Let's take a step back in time, when pay-TV was on the rise and the idea of streaming a video over a dial-up modem was a laughable proposition. This chart depicts the major acquisitions and mergers consummated by today's top five cable operators during the past 10 years.
A Charter Communications investor is trying to spur a class-action lawsuit against the company, alleging that Liberty Broadband has been granted unfairly discounted share prices as part of Charter's pending purchases of Time Warner Cable and Bright House Networks.
If Charter Communications is successful in acquiring fellow cable MSOs Time Warner Cable and Bright House, it could alter the dynamics of the Ethernet market once again.
Two new reports from top Wall Street research firms both offer a surprisingly positive outlook on the cable sector, singling out the likes of Comcast, Charter Communications and Time Warner Cable as operators best positioned to take advantage of the upheaval in the pay-TV sector.

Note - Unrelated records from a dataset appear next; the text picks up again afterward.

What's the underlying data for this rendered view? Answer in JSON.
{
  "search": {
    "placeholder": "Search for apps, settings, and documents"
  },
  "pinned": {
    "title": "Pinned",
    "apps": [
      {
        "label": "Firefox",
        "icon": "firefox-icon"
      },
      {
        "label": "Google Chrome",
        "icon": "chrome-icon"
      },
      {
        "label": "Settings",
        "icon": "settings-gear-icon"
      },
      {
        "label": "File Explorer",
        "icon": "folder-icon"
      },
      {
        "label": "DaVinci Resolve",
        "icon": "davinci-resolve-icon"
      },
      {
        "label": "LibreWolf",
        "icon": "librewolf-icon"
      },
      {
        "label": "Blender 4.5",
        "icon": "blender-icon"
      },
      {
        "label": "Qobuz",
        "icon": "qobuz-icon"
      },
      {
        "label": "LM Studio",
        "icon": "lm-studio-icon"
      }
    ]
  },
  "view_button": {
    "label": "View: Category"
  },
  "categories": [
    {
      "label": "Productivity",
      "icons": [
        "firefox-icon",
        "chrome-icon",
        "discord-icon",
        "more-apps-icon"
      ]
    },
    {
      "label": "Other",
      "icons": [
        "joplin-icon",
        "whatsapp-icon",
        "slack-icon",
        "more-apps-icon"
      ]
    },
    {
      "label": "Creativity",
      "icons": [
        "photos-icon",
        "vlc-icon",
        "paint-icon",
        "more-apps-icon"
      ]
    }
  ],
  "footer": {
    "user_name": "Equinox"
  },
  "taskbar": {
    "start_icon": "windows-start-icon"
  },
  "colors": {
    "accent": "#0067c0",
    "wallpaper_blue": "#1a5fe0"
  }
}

Billionaire financier George Soros and his Soros Fund Management purchased 1.45 million shares in Time Warner Cable during the second quarter, according to an SEC filing released Friday and reported by Barron's.
If there was one common theme the top cable MSOs saw in the second-quarter results, it was that broadband subscriptions continued to rise as more video customers cut the cord in favor of online video alternatives like Netflix and Hulu.
Now that the historic second-quarter earnings season is over, it's time to sift through the rubble. FierceCable has assembled a complete look at the second-quarter earnings season.
Time Warner Cable is highlighting its growing portfolio of backhaul services, noting in a blog post that the company has nearly 20,000 cell towers wired for cellular backhaul service. That figure is important because it shows how important wholesale services have become to cable MSOs, particularly as residential video subscriber numbers are dropping.
Cable, satellite and telco-based TV operators lost more than 300,000 video customers in the second quarter, a tally on par with the nearly 320,000 subscribers lost during the same period of 2014.
Although Wall Street analysts continued to fret over declines in number of pay-TV subscribers, the nation's cable players generally offered positive views of Wi-Fi and their plans to expand the use of the technology. Indeed, a number of cable companies specifically mentioned their Wi-Fi plans during their second quarter conference calls with analysts.